With the rampant increase in cases of cash van abductions and thefts over the years in India, it has become critical for CRAs to focus on creating a safe environment for movement of cash from the vaults to their destined ATMs. In the light of these attacks and thefts, insurance premiums have been on the rise. CRAs also incur high costs of operations (fuel, fleet maintenance, drivers, crew, gun men, etc.) and are required to manage a fleet of varied vehicle categories – Owned/Market/Leased.
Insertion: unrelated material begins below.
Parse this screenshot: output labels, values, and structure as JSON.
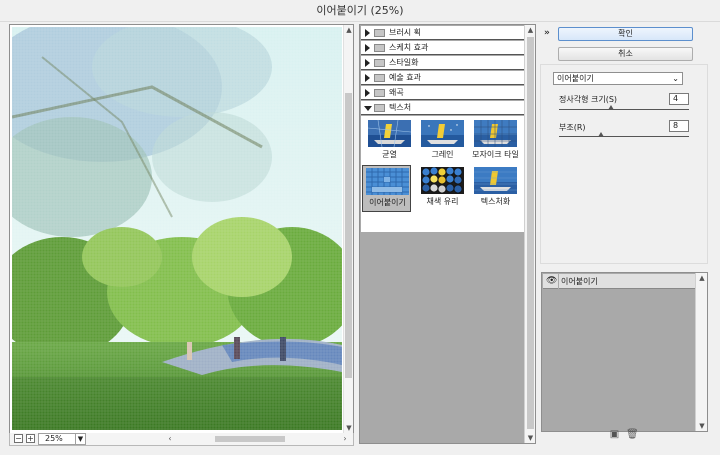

Rane t4u Private Limited, a pioneer organization that designs and powers value ecosystems for the real world and enables digital transformation of businesses through the Internet of Things (IoT), has developed a comprehensive cash logistics management solution which is integrated into the CRAs operational ecosystem to effectively monitor and manage all their operational processes and assets (cash vans) on a single platform in real time, that can be accessed from anywhere in the world. Through this solution, CRAs will be able to ensure maximum security and safety of cash in transit, while also achieving efficiency in operations through improved decision-making. To secure cash vans from any external or internal safety threats posed during the movement of cash for their clients, Rane t4u has developed an IoT-based High-Security Cash-In-Transit solution – DriveFort. This solution empowers CRAs to equip cash vans with safety firewalls, and also provides the necessary regulatory compliances mandated by insurance companies against the assets insured. DriveFort includes state-of-the-art technologies such as a Tamperproof Locator which provides vehicle location even if the GPS/GPRS system has been tampered with, a panic alert button to notify the command center in case of any emergency, a Smart Remote Immobilizer to bring the cash van to a halt from anywhere, and a Remote Wise Lock that provides secure control of the cash van door locking/unlocking system. The solution also captures vehicle diagnostics for predicative maintenance and location sensing.
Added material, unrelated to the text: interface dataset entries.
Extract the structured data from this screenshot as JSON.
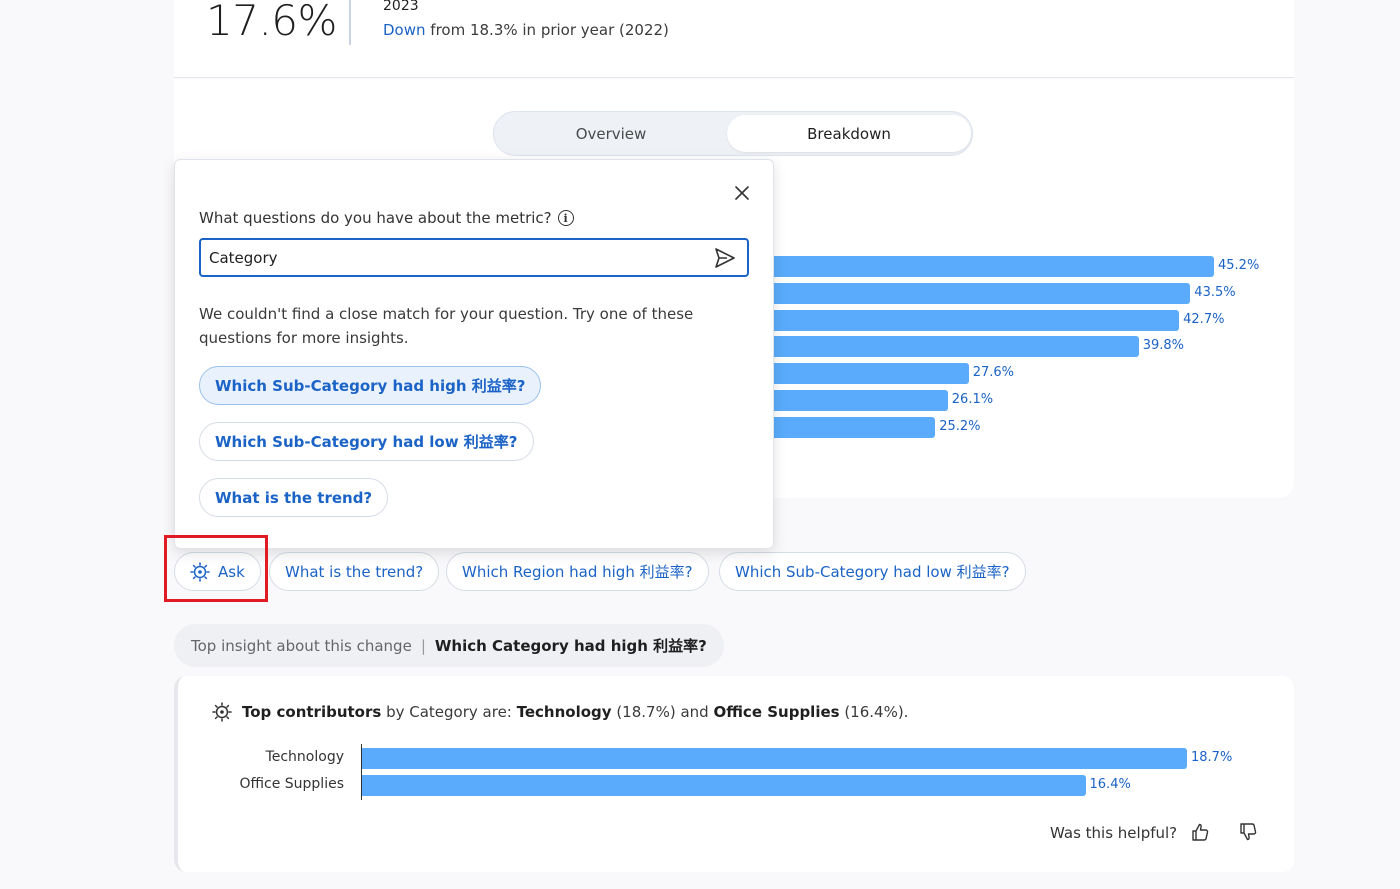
{
  "metric": {
    "value": "17.6%",
    "year": "2023",
    "change_direction": "Down",
    "change_text": " from 18.3% in prior year (2022)"
  },
  "tabs": {
    "overview": "Overview",
    "breakdown": "Breakdown"
  },
  "breakdown_chart": {
    "type": "bar",
    "values": [
      45.2,
      43.5,
      42.7,
      39.8,
      27.6,
      26.1,
      25.2
    ],
    "labels": [
      "45.2%",
      "43.5%",
      "42.7%",
      "39.8%",
      "27.6%",
      "26.1%",
      "25.2%"
    ]
  },
  "popup": {
    "question_label": "What questions do you have about the metric?",
    "input_value": "Category",
    "no_match_text": "We couldn't find a close match for your question. Try one of these questions for more insights.",
    "suggestions": [
      "Which Sub-Category had high 利益率?",
      "Which Sub-Category had low 利益率?",
      "What is the trend?"
    ]
  },
  "chips": {
    "ask": "Ask",
    "items": [
      "What is the trend?",
      "Which Region had high 利益率?",
      "Which Sub-Category had low 利益率?"
    ]
  },
  "insight": {
    "label": "Top insight about this change",
    "question": "Which Category had high 利益率?",
    "summary_1": "Top contributors",
    "summary_2": " by Category are: ",
    "item_1": "Technology",
    "item_1_value": " (18.7%) and ",
    "item_2": "Office Supplies",
    "item_2_value": " (16.4%).",
    "helpful_text": "Was this helpful?"
  },
  "chart_data": {
    "type": "bar",
    "categories": [
      "Technology",
      "Office Supplies"
    ],
    "values": [
      18.7,
      16.4
    ],
    "labels": [
      "18.7%",
      "16.4%"
    ]
  },
  "colors": {
    "accent": "#1b63c6",
    "bar": "#5aabfb",
    "highlight": "#e01b24"
  }
}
While for the Cash Management Ecosystem in India, Rane t4u proposes a complete IoT-enabled technology platform solution that seamlessly integrates all the stakeholders involved in the cash management cycle, creating a digital ecosystem binding all banks, MSPs, CRAs, insurance bodies and market vehicles together, with banks being the principle stakeholder. In the conventional linear approach, all the stakeholders are treated as different segments and solutions sold to them in silos. Via Rane t4u’s ecosystems approach, technology connects all stakeholders in the cash management cycle in a shared-view environment, enabling real-time communication and providing access to decision-making data. This cash management ecosystem solution would provide complete operational insights and visibility of cash movement within the ecosystem through real-time information and data analytics, thereby enabling digital transformation in the cash management industry.